(Exercise data begins)

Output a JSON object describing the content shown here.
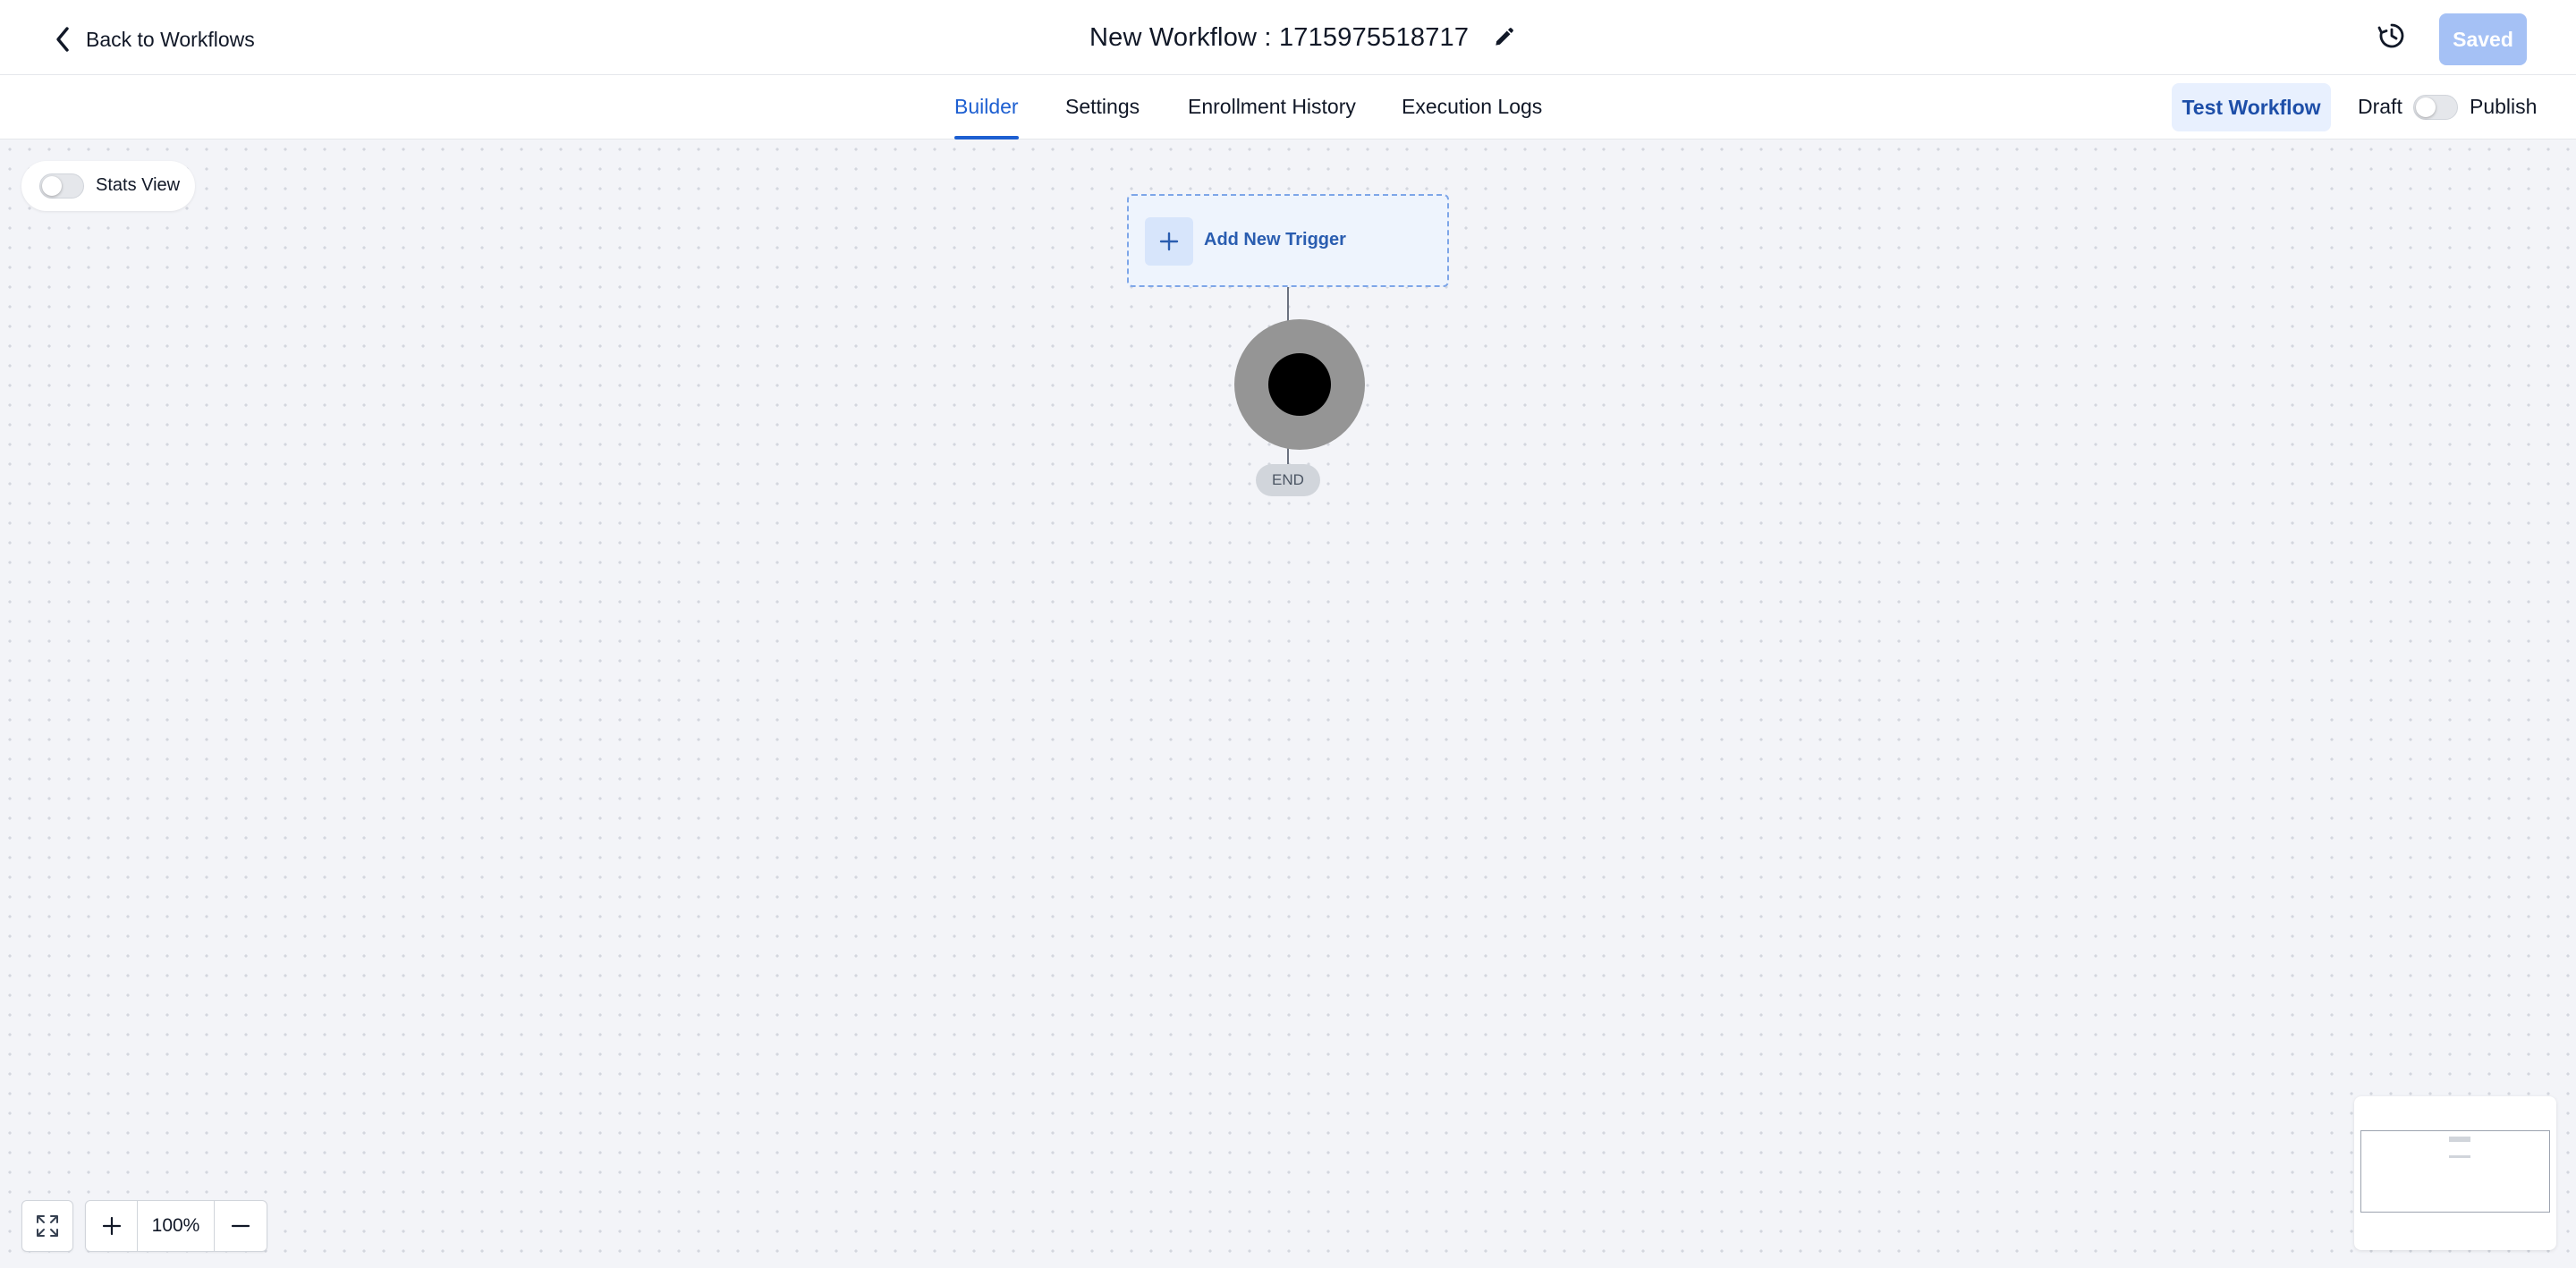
{
  "header": {
    "back_label": "Back to Workflows",
    "title": "New Workflow : 1715975518717",
    "saved_label": "Saved"
  },
  "tabs": [
    {
      "label": "Builder",
      "active": true
    },
    {
      "label": "Settings",
      "active": false
    },
    {
      "label": "Enrollment History",
      "active": false
    },
    {
      "label": "Execution Logs",
      "active": false
    }
  ],
  "actions": {
    "test_label": "Test Workflow",
    "draft_label": "Draft",
    "publish_label": "Publish",
    "publish_on": false
  },
  "canvas": {
    "stats_label": "Stats View",
    "stats_on": false,
    "trigger_label": "Add New Trigger",
    "end_label": "END",
    "zoom_level": "100%"
  },
  "icons": [
    "chevron-left-icon",
    "pencil-icon",
    "history-icon",
    "plus-icon",
    "fit-view-icon",
    "minus-icon"
  ],
  "colors": {
    "accent": "#1d5fd1",
    "saved_button": "#a5c1f5",
    "canvas_bg": "#f3f4f8",
    "trigger_bg": "#eef4fd"
  }
}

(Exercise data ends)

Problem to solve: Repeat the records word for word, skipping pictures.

Result of the exercise:
Output a JSON object describing the content shown here.
{
  "header": {
    "back_label": "Back to Workflows",
    "title": "New Workflow : 1715975518717",
    "saved_label": "Saved"
  },
  "tabs": [
    {
      "label": "Builder",
      "active": true
    },
    {
      "label": "Settings",
      "active": false
    },
    {
      "label": "Enrollment History",
      "active": false
    },
    {
      "label": "Execution Logs",
      "active": false
    }
  ],
  "actions": {
    "test_label": "Test Workflow",
    "draft_label": "Draft",
    "publish_label": "Publish",
    "publish_on": false
  },
  "canvas": {
    "stats_label": "Stats View",
    "stats_on": false,
    "trigger_label": "Add New Trigger",
    "end_label": "END",
    "zoom_level": "100%"
  },
  "icons": [
    "chevron-left-icon",
    "pencil-icon",
    "history-icon",
    "plus-icon",
    "fit-view-icon",
    "minus-icon"
  ],
  "colors": {
    "accent": "#1d5fd1",
    "saved_button": "#a5c1f5",
    "canvas_bg": "#f3f4f8",
    "trigger_bg": "#eef4fd"
  }
}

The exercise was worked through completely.